Christians have been executed in Indonesia, while their Muslim opponents have gone unpunished; churches have been closed and converts arrested in Iran, and Christians killed in Afghanistan. In the West Bank and Gaza, there is pressure on Christians to leave their homes and give up their professions, to such an extent that the Christian community is a shadow of its former self.
Christians are fleeing Iraq and even in moderate countries like Egypt, conversion often means civil death. It is hard not to believe that there is a worldwide move to restrict the freedom and numbers of Christians in the Islamic world.
The Bishop went on to say that Christians are not the only victims.
Another piece of Islamic legislation, foisted on Pakistan by a former military ruler, General Zia ul-Haq, is the notorious Hudud ordinance, which incriminates women on a charge of adultery if they have reported rape to the police, he continued.
There has been an outcry against this law both inside and outside Pakistan and the government’s Council of Islamic Ideology has declared it does not derive from the Koran or the Sunnah.
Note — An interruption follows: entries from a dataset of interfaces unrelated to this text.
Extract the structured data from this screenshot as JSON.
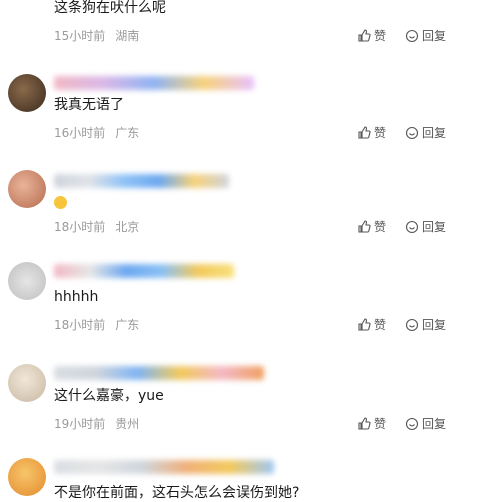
{
  "comments": [
    {
      "text": "这条狗在吠什么呢",
      "time": "15小时前",
      "location": "湖南",
      "like_label": "赞",
      "reply_label": "回复"
    },
    {
      "text": "我真无语了",
      "time": "16小时前",
      "location": "广东",
      "like_label": "赞",
      "reply_label": "回复"
    },
    {
      "text": "",
      "time": "18小时前",
      "location": "北京",
      "like_label": "赞",
      "reply_label": "回复",
      "emoji": "fearful-face"
    },
    {
      "text": "hhhhh",
      "time": "18小时前",
      "location": "广东",
      "like_label": "赞",
      "reply_label": "回复"
    },
    {
      "text": "这什么嘉豪，yue",
      "time": "19小时前",
      "location": "贵州",
      "like_label": "赞",
      "reply_label": "回复"
    },
    {
      "text": "不是你在前面，这石头怎么会误伤到她?",
      "time": "",
      "location": "",
      "like_label": "",
      "reply_label": ""
    }
  ],
  "colors": {
    "meta": "#9a9a9a",
    "action": "#555555"
  }
}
The government tried to change the law but had to back away in the face of fierce opposition from the religious parties.
A sign that the country is being increasingly Talibanised came with the news that the small Christian community in a town near Afghanistan has been given an ultimatum to convert en masse to Islam or face persecution. How will the government deal with such terror-ism against its own oppressed people? Will it turn a blind eye?
He concluded by saying, Pakistan is at a cross-roads: it can take the path of being a sectarian, fundamentalist state ruled by clerics, or it can become an enlightened, moderate country, informed by the best traditions of Islam, tolerant of other faiths and open to change. Procrastination is not an option.
In the present international climate, the direction taken by Pakistan will be of high interest to the global community. Unless the path of enlightened moderation is pursued relentlessly and consistently, Pakistan will not be able to curb the extremism that is giving rise to the terrorism that has become such a danger to the world and which we in Britain are getting to know only too well.
I have always sought the welfare of the whole nation and not just the Christian community. I pray earnestly that Pakistan’s leaders and people will see even now the things that make for peace and unity, for the dignity of all, and for just and humane laws. For this, it is essential that Musharraf’s original agenda is addressed urgently and directly.
The website for the Daily Telegraph can be found at www.telegraph.co.uk.